"What distinguishes us is not our expectation to win, but rather it’s our refusal to lose. The difference between this team and all the others isn’t just found in what happens on the field, it’s also found in how we handle our business on the sidelines. The teams we beat get down when we start making plays. They might be jumping up and down, hollering during pregame, but by the third quarter they’re usually sitting quietly with their heads in their hands.

But that’s not how we operate.

On our sideline, there are no separate units. The defensive guys pump up the offensive guys, and vice versa. If another team makes a play against us, nobody believes we’re beat. Instead, we rally around each other. We pump each other up and shout, “That’s all they’re getting this game! That’s the only play!” And we all believe it. That kind of thinking is our edge. That confidence is what makes us champions. Keep that positive energy. We’re in this together."

<LINK_TEXT text=“http://www.theplayerstribune.com/eddie- … -brothers/”>http://www.theplayerstribune.com/eddie-jackson-alabama-football-to-my-brothers/</LINK_TEXT>

Aloha,

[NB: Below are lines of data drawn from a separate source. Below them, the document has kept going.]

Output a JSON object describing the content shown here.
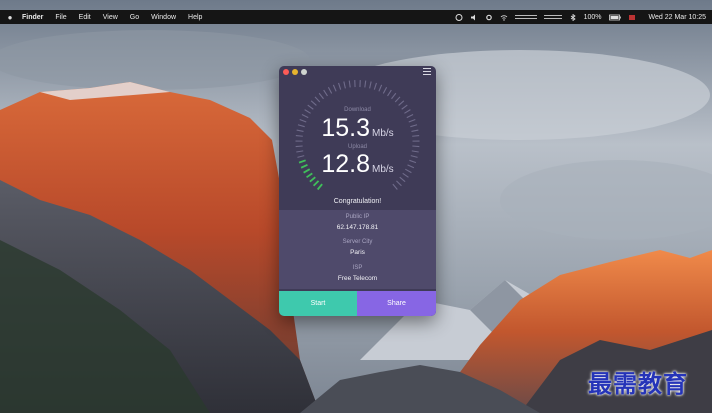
{
  "menubar": {
    "app_name": "Finder",
    "items": [
      "File",
      "Edit",
      "View",
      "Go",
      "Window",
      "Help"
    ],
    "battery": "100%",
    "clock": "Wed 22 Mar 10:25"
  },
  "app": {
    "download": {
      "label": "Download",
      "value": "15.3",
      "unit": "Mb/s"
    },
    "upload": {
      "label": "Upload",
      "value": "12.8",
      "unit": "Mb/s"
    },
    "message": "Congratulation!",
    "public_ip": {
      "label": "Public IP",
      "value": "62.147.178.81"
    },
    "server_city": {
      "label": "Server City",
      "value": "Paris"
    },
    "isp": {
      "label": "ISP",
      "value": "Free Telecom"
    },
    "buttons": {
      "start": "Start",
      "share": "Share"
    },
    "colors": {
      "start": "#3ec9ad",
      "share": "#8766e4",
      "gauge_active": "#3fbf5a"
    }
  },
  "watermark": "最需教育"
}
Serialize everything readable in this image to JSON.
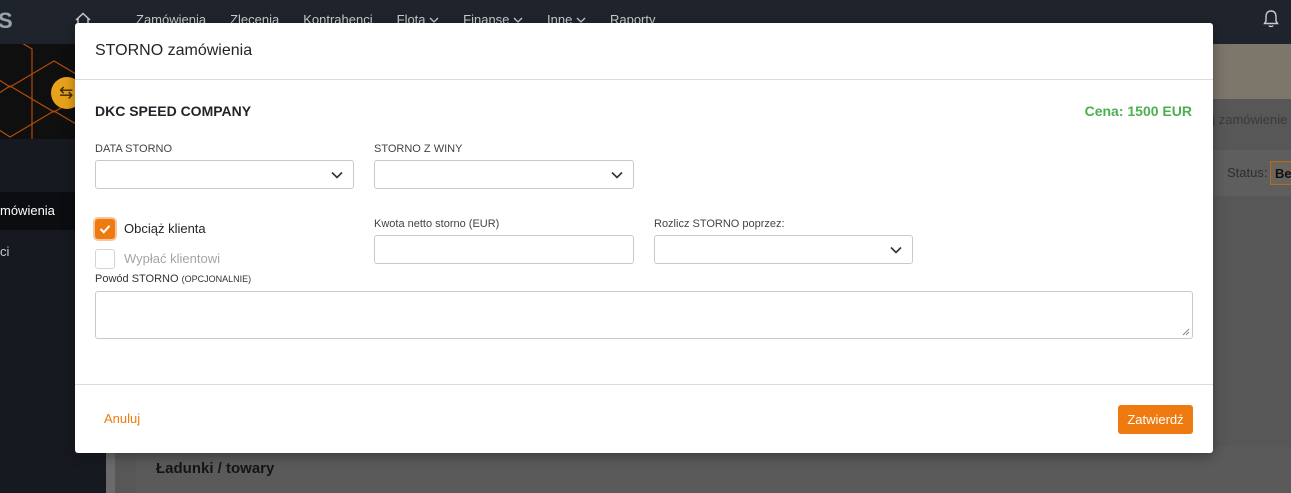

It may be mental, but I will add the mentality and personality of the team reflects the head coach. The head coach establishes the identity and personality of the team. The head coach needs to strongly emphasis that losing is not an option. Wining results in awards and losing results in consequences.

Additionally, the results of CBB’s tenure at Arkansas (and not any personalities…strictly results based) indicates to me the team has a severe lack of self confidence, bonding, teamwork and leadership. There is no fight in our dog.

Well coached, highly motivated and disciplined teams don’t lose 56-3 or give up huge halftime leads. Their is something seriously wrong at the very core of the Arkansas football program and CBB needs to identify it and take immediate action. He needs to start by looking at himself. Because after his fourth season, results indicate his way of doing business is not working.

Lastly, he needs to can his marketing talk about how tough it is to play in the SEC West and all of the ranked opponents on Arkansas’ schedule. In the Navy, we have a motto: “Select your rate (job), select your fate.” CBB selected Arkansas. He wanted to come to Arkansas. Time to stop complaining about the SEC West and do something about it. His constant complaining about the schedule has developed a mental excuse with his players. “We’re not expected to win, so what if we lose…”

GHG!

Bravo!

I have never one time heard CBB “complain” about the SEC West nor have I heard him “complain” about the schedule. He, just as every coach in the SEC West, comments about the strength of the conference and the division. Prior to the middle of this year, every sportscaster “commented” on the strength of the SECW. It helps in rankings and in bowl selections. Since he came here, he has always stated he wanted to coach in the SEC, the best conference in the country. He said he welcomed the challenge of the SECW.

He also had improved each of his first 3 years. He took a step back this year. Now, it’s up to him to get the team back on track. An 8 to 10 win regular season is, and should be, expected of him next year.

It is my belief that you have misjudged his comments as complaints and as justifications for losing. I don’t believe a single player has interpreted those comments in the manner that you have. I’m certain he HATES losing more than anyone on this board. After all, he has several $million more reasons to hate losing than any of us.

It is also my belief that he knows that if there isn’t marked improvements in the team next year, he will be in the hottest of seats the following year, or possibly by the middle of next season. I would expect him to do everything he possibly can to see that those improvements will be made. I also believe he will succeed in making the improvements. It is however, also true that, after seeing these last two 2nd halves of football, I have a little less confidence he will succeed than I had a few months ago. Without a doubt, I will be rooting very hard for him to succeed, as that will mean my favorite team, the Razorbacks will be succeeding also.